Wind and water are probably the two most effective transport systems used by plants to disperse their seeds. A single gust of wind can carry hundreds of thousands of dandelion seeds from one field to the next. Similarly, ocean currents can transport plants thousands of miles, from one continent to another. Some plants, however, use animals to transport their seeds to new locations. Berries, for example, entice animals to ingest seeds and later distribute them, undigested, in another location. Other seeds have hooks, barbs, and burs on their surfaces that can attach to an animal's hair or fur like Velcro®. These types of seeds, called "hitchhikers," are the most likely to attach to your clothing as you walk across your yard, a field, or through the woods.
Like many traits that prove to be advantageous to an organism, the structures on seeds that allow them to hitchhike on an animal's fur probably began as a fortunate accident.
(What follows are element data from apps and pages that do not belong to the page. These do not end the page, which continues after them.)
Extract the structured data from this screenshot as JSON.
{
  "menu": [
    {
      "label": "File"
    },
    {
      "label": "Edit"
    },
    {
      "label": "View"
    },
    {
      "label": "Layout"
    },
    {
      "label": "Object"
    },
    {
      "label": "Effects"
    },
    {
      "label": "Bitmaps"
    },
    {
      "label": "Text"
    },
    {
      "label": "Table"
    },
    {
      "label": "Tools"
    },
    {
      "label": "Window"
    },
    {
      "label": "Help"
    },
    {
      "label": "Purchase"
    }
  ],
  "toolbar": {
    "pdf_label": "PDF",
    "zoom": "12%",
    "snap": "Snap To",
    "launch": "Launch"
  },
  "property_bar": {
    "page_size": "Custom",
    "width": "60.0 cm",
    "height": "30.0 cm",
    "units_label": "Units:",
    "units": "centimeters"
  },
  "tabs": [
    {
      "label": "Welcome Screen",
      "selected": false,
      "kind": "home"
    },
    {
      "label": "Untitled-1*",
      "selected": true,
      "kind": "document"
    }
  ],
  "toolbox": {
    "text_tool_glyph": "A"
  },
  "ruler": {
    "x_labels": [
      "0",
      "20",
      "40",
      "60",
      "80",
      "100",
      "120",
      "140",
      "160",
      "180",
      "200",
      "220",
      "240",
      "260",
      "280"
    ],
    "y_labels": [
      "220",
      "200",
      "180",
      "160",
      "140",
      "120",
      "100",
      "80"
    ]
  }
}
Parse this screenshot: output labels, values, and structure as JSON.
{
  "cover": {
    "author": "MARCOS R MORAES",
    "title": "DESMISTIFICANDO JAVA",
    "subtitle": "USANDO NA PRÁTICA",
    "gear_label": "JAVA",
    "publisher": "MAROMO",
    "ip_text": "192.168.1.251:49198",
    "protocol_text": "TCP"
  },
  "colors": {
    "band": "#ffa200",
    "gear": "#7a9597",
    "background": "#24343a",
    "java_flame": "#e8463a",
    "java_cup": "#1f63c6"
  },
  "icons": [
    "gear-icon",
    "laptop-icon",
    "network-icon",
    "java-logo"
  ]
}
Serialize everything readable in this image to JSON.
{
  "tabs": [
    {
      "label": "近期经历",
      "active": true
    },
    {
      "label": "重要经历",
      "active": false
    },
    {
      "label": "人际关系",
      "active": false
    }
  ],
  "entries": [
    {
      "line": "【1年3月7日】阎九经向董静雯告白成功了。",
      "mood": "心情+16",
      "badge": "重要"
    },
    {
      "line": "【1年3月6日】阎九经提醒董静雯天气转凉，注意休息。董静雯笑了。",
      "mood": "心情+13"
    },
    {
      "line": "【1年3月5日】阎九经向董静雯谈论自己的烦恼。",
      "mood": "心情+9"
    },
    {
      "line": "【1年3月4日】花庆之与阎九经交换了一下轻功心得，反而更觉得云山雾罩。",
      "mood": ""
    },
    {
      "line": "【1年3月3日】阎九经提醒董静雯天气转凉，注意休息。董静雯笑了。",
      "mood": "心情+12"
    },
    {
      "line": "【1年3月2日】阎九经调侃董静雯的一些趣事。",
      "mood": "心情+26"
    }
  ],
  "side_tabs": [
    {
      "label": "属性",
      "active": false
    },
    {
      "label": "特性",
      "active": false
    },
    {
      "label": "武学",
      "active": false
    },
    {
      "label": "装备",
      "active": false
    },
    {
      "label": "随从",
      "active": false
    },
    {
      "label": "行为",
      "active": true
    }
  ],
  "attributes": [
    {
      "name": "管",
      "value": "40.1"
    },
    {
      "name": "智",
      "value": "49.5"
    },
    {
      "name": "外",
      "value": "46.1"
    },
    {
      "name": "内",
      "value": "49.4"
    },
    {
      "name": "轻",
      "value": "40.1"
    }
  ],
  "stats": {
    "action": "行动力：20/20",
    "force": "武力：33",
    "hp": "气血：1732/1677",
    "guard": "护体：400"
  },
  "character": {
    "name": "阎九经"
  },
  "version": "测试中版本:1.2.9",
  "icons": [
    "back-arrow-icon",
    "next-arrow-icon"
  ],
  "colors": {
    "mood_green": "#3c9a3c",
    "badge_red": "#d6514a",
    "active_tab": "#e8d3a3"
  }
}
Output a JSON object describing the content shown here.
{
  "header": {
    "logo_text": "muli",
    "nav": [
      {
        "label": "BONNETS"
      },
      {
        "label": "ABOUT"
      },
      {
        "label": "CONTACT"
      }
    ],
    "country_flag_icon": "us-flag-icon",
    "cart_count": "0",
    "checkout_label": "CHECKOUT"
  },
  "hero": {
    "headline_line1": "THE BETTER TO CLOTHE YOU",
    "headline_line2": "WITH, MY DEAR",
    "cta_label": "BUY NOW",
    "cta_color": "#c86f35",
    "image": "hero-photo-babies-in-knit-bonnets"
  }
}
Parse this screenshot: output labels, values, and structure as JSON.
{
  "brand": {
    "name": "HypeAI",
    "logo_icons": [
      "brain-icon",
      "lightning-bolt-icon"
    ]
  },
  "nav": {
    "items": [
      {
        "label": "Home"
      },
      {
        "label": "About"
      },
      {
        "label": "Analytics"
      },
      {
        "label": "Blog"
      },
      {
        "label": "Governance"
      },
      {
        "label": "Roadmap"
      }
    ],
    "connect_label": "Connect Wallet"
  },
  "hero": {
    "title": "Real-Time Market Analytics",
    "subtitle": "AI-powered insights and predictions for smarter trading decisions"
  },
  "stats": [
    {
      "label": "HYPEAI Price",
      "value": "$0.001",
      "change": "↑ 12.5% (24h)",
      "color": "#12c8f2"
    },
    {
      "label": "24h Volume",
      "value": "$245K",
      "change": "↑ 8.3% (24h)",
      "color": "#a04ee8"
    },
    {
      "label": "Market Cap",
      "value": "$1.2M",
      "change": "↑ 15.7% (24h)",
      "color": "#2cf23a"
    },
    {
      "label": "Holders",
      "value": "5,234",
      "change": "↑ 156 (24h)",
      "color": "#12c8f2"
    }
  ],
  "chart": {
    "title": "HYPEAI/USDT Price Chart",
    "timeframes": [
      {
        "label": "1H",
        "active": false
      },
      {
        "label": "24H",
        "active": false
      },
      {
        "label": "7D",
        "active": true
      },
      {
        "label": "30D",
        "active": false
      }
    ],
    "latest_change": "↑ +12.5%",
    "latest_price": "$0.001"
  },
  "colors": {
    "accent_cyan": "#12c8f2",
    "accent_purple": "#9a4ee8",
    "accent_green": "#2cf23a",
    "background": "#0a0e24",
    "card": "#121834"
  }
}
Perhaps one individual plant had a mutation that resulted in small, hook-shaped projections on its seeds. These otherwise functionless structures may have allowed some of that plant's seeds to attach briefly to passing animals and thus travel farther afield and do better than the seeds of other plants of the same species. Gradually, over thousands of plant generations, if the advantage of hitchhiking was great enough, plants with the stickiest or prickliest seeds would have outcompeted other plants of the same species and done a better job of passing their seed form on to future generations.
So the next time cockleburs stick to your socks or sandburs flatten your bicycle tires, you might feel a little less annoyed if you think of them as a magnificent evolutionary strategy instead of a bunch of pesky weed seeds.